Newnham: And what advice do you have for other women looking to grow their own community?
Adamo: It’s hard for me to say, because the growth on my own Instagram feed has been so organic over time, but I do think people really seek authenticity. Obviously, we all love pretty photos, but I think nowadays people want more than that — they want to feel they can connect with you. I know it sounds silly because I have loads of strangers who follow me, but I always think of my sister when I write my posts, and write them as if I was sending her a message. This helps me to keep a very conversational and personal tone in my writing, and it also helps keep things real and genuine.
Newnham: Finally, if you could go back in time to a younger Courtney, what advice would you give her?
Adamo: Over the years, and especially in the last few years as I have really found my place here in Byron with my group of friends, I have learned to care less about what people think of me and more about being true to myself. I used to get so upset when I received negative feedback or comments, and the fear of receiving negative feedback would actually keep me from simply being me. So I wish I could go back and tell my younger self to be more confident in my own shoes.
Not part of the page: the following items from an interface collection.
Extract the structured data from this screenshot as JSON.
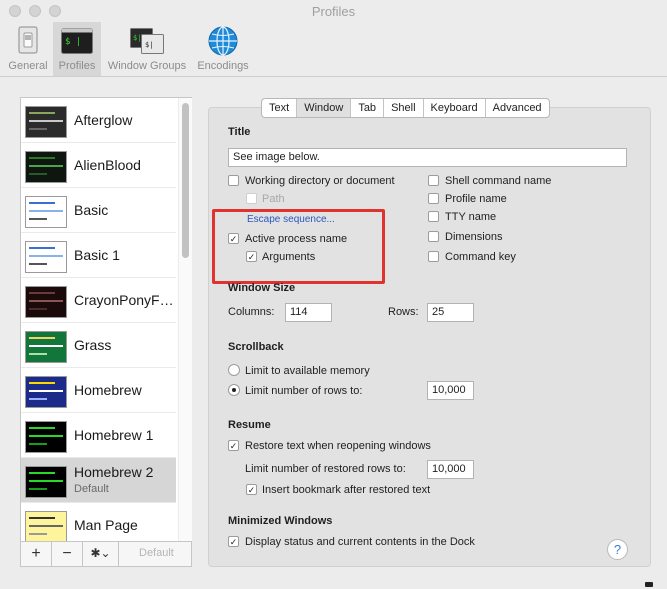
{
  "window": {
    "title": "Profiles"
  },
  "toolbar": {
    "items": [
      {
        "label": "General",
        "icon": "switch-icon"
      },
      {
        "label": "Profiles",
        "icon": "terminal-icon"
      },
      {
        "label": "Window Groups",
        "icon": "window-groups-icon"
      },
      {
        "label": "Encodings",
        "icon": "globe-icon"
      }
    ],
    "terminal_prompt": "$ |",
    "groups_prompt_back": "$|",
    "groups_prompt_front": "$|"
  },
  "profiles": {
    "items": [
      {
        "name": "Afterglow",
        "bg": "#2b2b2b",
        "bars": [
          "#8aa65b",
          "#c9c9c9",
          "#666666"
        ]
      },
      {
        "name": "AlienBlood",
        "bg": "#0f1610",
        "bars": [
          "#2a7a2a",
          "#4aa54a",
          "#2a5a2a"
        ]
      },
      {
        "name": "Basic",
        "bg": "#ffffff",
        "bars": [
          "#3a6fd3",
          "#8ab0ee",
          "#555555"
        ]
      },
      {
        "name": "Basic 1",
        "bg": "#ffffff",
        "bars": [
          "#3a6fd3",
          "#8ab0ee",
          "#555555"
        ]
      },
      {
        "name": "CrayonPonyFish",
        "bg": "#1a0a0a",
        "bars": [
          "#6b3a3a",
          "#8a5555",
          "#4a2a2a"
        ]
      },
      {
        "name": "Grass",
        "bg": "#12763b",
        "bars": [
          "#f0d36a",
          "#ffffff",
          "#a8e0a8"
        ]
      },
      {
        "name": "Homebrew",
        "bg": "#1c2a8a",
        "bars": [
          "#ffd700",
          "#ffffff",
          "#9ab0ff"
        ]
      },
      {
        "name": "Homebrew 1",
        "bg": "#000000",
        "bars": [
          "#28d928",
          "#28d928",
          "#1a9a1a"
        ]
      },
      {
        "name": "Homebrew 2",
        "sub": "Default",
        "bg": "#000000",
        "bars": [
          "#28d928",
          "#28d928",
          "#1a9a1a"
        ]
      },
      {
        "name": "Man Page",
        "bg": "#fef49c",
        "bars": [
          "#333333",
          "#666666",
          "#999999"
        ]
      }
    ],
    "add_label": "+",
    "remove_label": "−",
    "action_label": "✱⌄",
    "default_label": "Default"
  },
  "tabs": [
    "Text",
    "Window",
    "Tab",
    "Shell",
    "Keyboard",
    "Advanced"
  ],
  "title_section": {
    "heading": "Title",
    "title_value": "See image below.",
    "left_options": {
      "working_dir": "Working directory or document",
      "path": "Path",
      "escape_link": "Escape sequence...",
      "active_process": "Active process name",
      "arguments": "Arguments"
    },
    "right_options": {
      "shell_command": "Shell command name",
      "profile_name": "Profile name",
      "tty_name": "TTY name",
      "dimensions": "Dimensions",
      "command_key": "Command key"
    }
  },
  "window_size": {
    "heading": "Window Size",
    "columns_label": "Columns:",
    "columns_value": "114",
    "rows_label": "Rows:",
    "rows_value": "25"
  },
  "scrollback": {
    "heading": "Scrollback",
    "option_available": "Limit to available memory",
    "option_limit": "Limit number of rows to:",
    "limit_value": "10,000"
  },
  "resume": {
    "heading": "Resume",
    "restore_text": "Restore text when reopening windows",
    "limit_restored_label": "Limit number of restored rows to:",
    "limit_restored_value": "10,000",
    "insert_bookmark": "Insert bookmark after restored text"
  },
  "minimized": {
    "heading": "Minimized Windows",
    "display_status": "Display status and current contents in the Dock"
  },
  "help": {
    "label": "?"
  },
  "checkbox_mark": "✓"
}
I think it would have allowed me to find this happier sense of self and confidence much earlier on. But, perhaps, that’s just something that comes with age!